When someone is pregnant, they have every reason to expect labor and delivery to end with a baby and mother recovering from routine health issues related to childbirth. Unfortunately, the quality of maternal care in the U.S. is not as high as many may expect.

States have dramatically different maternal mortality rates and that is an important consideration in the Kansas City area. Families in Kansas or Missouri may have a completely different experience depending on where they give birth.

Kansas mothers may be safer

According to the latest statistics, there are 17.7 deaths per 100,000 live births in Kansas. This rate is down from 19.6 deaths in 2016. One reason cited as a strength for the state is a high percentage of prenatal care before the third trimester. Doctors can watch trends throughout the pregnancy to determine problems and act accordingly.

Conversely, in Missouri there are 32.6 deaths per 100,000 live births. This rate increased from 28.5 deaths in 2016. That makes Missouri a top 10 state for maternal mortality.

A proposal to curb maternal mortality failed

Last year, a Missouri legislator proposed a bill that would have established a 14-member committee including maternal health specialists who would review maternal deaths annually, identify the causes and work with the state legislature to recommend improvements.

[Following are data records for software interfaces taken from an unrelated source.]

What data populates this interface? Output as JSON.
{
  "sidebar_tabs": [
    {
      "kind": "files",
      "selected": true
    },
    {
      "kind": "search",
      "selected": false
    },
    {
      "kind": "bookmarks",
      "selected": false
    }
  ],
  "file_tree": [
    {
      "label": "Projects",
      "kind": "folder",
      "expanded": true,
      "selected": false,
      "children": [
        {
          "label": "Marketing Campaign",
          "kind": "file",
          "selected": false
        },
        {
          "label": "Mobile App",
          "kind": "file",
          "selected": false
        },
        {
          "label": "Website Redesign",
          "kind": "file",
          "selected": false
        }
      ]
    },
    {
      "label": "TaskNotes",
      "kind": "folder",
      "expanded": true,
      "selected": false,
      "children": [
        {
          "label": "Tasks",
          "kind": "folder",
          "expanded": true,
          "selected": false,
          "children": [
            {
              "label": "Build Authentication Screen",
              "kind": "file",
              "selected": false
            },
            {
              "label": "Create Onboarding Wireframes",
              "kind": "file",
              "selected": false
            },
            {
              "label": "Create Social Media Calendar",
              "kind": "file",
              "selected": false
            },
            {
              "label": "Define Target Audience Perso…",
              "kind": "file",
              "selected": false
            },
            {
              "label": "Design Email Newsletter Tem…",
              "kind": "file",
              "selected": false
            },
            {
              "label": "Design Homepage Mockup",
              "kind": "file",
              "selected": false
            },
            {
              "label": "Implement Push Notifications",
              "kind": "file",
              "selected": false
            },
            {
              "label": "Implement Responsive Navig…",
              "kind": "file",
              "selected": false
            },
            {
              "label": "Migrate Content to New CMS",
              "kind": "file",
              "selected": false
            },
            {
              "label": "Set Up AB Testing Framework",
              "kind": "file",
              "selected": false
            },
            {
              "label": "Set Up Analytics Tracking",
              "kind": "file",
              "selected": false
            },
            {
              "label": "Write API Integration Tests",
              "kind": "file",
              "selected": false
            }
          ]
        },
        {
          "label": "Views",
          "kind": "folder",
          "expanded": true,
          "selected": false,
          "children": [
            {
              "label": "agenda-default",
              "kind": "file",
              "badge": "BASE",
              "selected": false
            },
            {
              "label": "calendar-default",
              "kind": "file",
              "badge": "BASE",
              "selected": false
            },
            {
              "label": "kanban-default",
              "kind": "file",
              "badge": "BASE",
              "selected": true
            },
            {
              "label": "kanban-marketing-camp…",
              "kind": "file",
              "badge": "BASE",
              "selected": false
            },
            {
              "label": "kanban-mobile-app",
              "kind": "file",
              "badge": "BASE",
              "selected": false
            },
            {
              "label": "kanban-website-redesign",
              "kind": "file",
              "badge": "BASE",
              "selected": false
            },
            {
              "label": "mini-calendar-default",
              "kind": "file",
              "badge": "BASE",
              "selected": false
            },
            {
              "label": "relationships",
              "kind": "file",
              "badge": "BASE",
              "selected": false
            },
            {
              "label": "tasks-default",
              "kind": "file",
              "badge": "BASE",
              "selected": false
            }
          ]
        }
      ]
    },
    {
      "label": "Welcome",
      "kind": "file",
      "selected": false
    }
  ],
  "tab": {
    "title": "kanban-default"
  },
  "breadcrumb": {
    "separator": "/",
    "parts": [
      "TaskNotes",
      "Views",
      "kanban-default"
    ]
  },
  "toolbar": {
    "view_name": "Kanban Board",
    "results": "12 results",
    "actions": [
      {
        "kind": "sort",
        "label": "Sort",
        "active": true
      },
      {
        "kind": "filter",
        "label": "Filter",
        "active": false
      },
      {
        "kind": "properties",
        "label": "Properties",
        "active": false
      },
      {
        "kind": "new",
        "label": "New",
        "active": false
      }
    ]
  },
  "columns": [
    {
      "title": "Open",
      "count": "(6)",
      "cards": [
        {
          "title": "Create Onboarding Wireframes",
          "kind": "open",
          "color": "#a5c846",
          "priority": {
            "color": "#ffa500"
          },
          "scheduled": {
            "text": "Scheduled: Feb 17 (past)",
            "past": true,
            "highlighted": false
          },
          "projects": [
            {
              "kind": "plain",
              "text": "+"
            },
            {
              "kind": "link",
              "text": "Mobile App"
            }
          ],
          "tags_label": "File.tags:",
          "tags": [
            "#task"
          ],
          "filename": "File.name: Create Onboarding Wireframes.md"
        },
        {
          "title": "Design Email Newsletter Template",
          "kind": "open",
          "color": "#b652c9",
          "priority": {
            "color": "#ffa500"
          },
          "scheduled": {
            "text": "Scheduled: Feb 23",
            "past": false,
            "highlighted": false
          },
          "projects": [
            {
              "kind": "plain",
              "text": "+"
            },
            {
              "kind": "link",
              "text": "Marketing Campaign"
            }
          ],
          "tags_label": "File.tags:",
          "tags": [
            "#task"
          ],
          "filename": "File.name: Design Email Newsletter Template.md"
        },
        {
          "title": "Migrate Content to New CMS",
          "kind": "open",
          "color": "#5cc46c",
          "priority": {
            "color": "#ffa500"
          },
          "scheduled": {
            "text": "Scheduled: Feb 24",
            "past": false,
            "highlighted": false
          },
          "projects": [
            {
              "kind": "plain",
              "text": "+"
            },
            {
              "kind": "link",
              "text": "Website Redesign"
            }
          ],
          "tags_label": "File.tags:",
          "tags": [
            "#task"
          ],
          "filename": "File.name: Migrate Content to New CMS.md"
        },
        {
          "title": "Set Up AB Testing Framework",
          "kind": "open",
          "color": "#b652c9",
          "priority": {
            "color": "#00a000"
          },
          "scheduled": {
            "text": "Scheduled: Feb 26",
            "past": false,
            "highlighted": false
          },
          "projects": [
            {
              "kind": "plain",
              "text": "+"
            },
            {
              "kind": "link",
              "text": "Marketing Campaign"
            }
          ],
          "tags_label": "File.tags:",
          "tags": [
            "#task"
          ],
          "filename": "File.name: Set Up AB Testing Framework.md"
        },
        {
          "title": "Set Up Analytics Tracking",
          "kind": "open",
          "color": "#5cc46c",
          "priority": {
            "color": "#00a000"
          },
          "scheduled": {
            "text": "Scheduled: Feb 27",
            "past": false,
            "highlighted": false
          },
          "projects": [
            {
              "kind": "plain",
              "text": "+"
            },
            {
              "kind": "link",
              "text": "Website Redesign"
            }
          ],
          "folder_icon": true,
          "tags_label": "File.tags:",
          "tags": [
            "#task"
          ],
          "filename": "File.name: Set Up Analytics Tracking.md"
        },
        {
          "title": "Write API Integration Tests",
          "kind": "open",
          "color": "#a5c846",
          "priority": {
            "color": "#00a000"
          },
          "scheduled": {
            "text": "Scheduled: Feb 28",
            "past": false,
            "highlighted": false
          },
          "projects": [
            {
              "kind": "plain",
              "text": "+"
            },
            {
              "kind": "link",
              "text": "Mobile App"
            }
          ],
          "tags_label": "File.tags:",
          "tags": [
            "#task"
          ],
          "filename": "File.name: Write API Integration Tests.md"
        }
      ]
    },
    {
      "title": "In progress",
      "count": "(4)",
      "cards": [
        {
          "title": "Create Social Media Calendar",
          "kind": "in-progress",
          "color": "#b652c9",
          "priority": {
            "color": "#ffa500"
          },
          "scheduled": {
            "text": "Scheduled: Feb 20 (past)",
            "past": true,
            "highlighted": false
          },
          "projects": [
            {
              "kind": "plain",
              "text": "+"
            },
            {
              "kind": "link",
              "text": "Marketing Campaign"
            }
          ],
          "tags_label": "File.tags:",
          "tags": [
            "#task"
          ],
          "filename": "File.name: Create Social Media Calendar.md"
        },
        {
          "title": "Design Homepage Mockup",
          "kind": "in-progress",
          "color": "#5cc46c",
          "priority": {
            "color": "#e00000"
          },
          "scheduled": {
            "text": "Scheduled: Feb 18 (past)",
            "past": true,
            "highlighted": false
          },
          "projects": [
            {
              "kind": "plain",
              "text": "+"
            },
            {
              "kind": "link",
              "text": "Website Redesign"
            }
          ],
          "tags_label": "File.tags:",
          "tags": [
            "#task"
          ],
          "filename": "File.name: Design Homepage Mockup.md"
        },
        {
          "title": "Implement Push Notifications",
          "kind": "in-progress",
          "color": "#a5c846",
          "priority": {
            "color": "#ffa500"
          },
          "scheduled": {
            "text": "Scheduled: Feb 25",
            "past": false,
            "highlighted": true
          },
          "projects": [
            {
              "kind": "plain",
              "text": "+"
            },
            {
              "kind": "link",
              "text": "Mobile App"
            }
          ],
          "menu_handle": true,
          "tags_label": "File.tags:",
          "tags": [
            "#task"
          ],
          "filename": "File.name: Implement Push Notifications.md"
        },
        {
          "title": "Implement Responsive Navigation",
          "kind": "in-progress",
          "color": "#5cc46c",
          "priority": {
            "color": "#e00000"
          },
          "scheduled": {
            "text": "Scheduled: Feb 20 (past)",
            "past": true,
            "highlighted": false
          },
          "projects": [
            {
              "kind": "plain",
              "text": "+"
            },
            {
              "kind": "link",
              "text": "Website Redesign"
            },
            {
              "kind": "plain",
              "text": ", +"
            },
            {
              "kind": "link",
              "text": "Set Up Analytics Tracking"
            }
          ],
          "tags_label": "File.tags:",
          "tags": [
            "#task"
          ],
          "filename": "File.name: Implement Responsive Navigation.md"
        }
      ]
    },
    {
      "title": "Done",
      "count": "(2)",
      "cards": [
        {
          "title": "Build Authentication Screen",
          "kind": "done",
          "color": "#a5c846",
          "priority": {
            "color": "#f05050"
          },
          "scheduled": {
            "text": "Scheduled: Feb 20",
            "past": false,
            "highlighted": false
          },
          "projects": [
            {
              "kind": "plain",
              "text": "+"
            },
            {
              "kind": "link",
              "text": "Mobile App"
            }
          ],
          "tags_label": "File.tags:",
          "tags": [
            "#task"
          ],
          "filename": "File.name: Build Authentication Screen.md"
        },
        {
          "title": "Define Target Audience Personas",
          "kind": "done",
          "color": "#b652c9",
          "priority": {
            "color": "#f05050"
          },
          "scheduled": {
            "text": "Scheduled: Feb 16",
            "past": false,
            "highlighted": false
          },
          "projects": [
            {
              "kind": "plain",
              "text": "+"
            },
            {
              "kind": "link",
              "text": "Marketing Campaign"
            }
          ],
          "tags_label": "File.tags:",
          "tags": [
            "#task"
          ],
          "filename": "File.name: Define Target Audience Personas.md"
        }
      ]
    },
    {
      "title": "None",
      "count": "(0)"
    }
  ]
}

Missouri already has a Pregnancy Associated Mortality Review Board but this bill would have gone further. Unfortunately, it didn’t make it past the House.

Why review may be necessary

However, extensive review may be the key to lowering maternal mortality rates. National Public Radio and ProPublica spent a year investigating U.S. maternal mortality rates and held up California as an example for other states to follow.

The California Maternal Quality Care Collaborative was established in 2006 after childbirth-related deaths doubled, helped the state reduce maternal mortality. The collaborative helped medical professionals identify key trends among fatalities and focus on prevention tactics with future patients. California now has one of the lowest maternal mortality rates in the country.

Establishing a similar review process in Missouri could help families hold doctors accountable for malpractice if improper care caused a fatality or near-fatality. Missouri families deserve a safe birth experience. If something terrible happens, they deserve to know why the unthinkable occurred and act if necessary.